## THE PROBLEM
The complete set of records below must be repeated precisely as given.

[Items from an interface collection]
---*---

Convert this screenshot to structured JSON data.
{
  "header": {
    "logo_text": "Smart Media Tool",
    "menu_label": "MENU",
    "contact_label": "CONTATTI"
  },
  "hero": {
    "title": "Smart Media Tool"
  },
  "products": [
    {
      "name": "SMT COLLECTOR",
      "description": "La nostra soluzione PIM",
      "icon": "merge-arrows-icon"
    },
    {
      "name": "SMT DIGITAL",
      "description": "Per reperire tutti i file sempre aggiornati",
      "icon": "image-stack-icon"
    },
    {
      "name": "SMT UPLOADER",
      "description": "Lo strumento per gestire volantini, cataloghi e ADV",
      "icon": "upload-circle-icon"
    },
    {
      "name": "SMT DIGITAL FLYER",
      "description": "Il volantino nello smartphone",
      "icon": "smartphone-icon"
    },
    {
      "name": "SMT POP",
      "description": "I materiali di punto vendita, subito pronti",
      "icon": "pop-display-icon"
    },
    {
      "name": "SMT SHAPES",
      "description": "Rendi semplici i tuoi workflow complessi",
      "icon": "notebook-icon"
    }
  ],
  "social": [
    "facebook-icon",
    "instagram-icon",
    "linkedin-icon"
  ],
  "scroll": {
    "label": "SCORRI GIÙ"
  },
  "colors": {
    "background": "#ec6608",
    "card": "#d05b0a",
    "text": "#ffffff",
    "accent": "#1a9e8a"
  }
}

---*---

## TASK OUTPUT
Convert this screenshot to structured JSON data.
{
  "header": {
    "logo_text": "Smart Media Tool",
    "menu_label": "MENU",
    "contact_label": "CONTATTI"
  },
  "hero": {
    "title": "Smart Media Tool"
  },
  "products": [
    {
      "name": "SMT COLLECTOR",
      "description": "La nostra soluzione PIM",
      "icon": "merge-arrows-icon"
    },
    {
      "name": "SMT DIGITAL",
      "description": "Per reperire tutti i file sempre aggiornati",
      "icon": "image-stack-icon"
    },
    {
      "name": "SMT UPLOADER",
      "description": "Lo strumento per gestire volantini, cataloghi e ADV",
      "icon": "upload-circle-icon"
    },
    {
      "name": "SMT DIGITAL FLYER",
      "description": "Il volantino nello smartphone",
      "icon": "smartphone-icon"
    },
    {
      "name": "SMT POP",
      "description": "I materiali di punto vendita, subito pronti",
      "icon": "pop-display-icon"
    },
    {
      "name": "SMT SHAPES",
      "description": "Rendi semplici i tuoi workflow complessi",
      "icon": "notebook-icon"
    }
  ],
  "social": [
    "facebook-icon",
    "instagram-icon",
    "linkedin-icon"
  ],
  "scroll": {
    "label": "SCORRI GIÙ"
  },
  "colors": {
    "background": "#ec6608",
    "card": "#d05b0a",
    "text": "#ffffff",
    "accent": "#1a9e8a"
  }
}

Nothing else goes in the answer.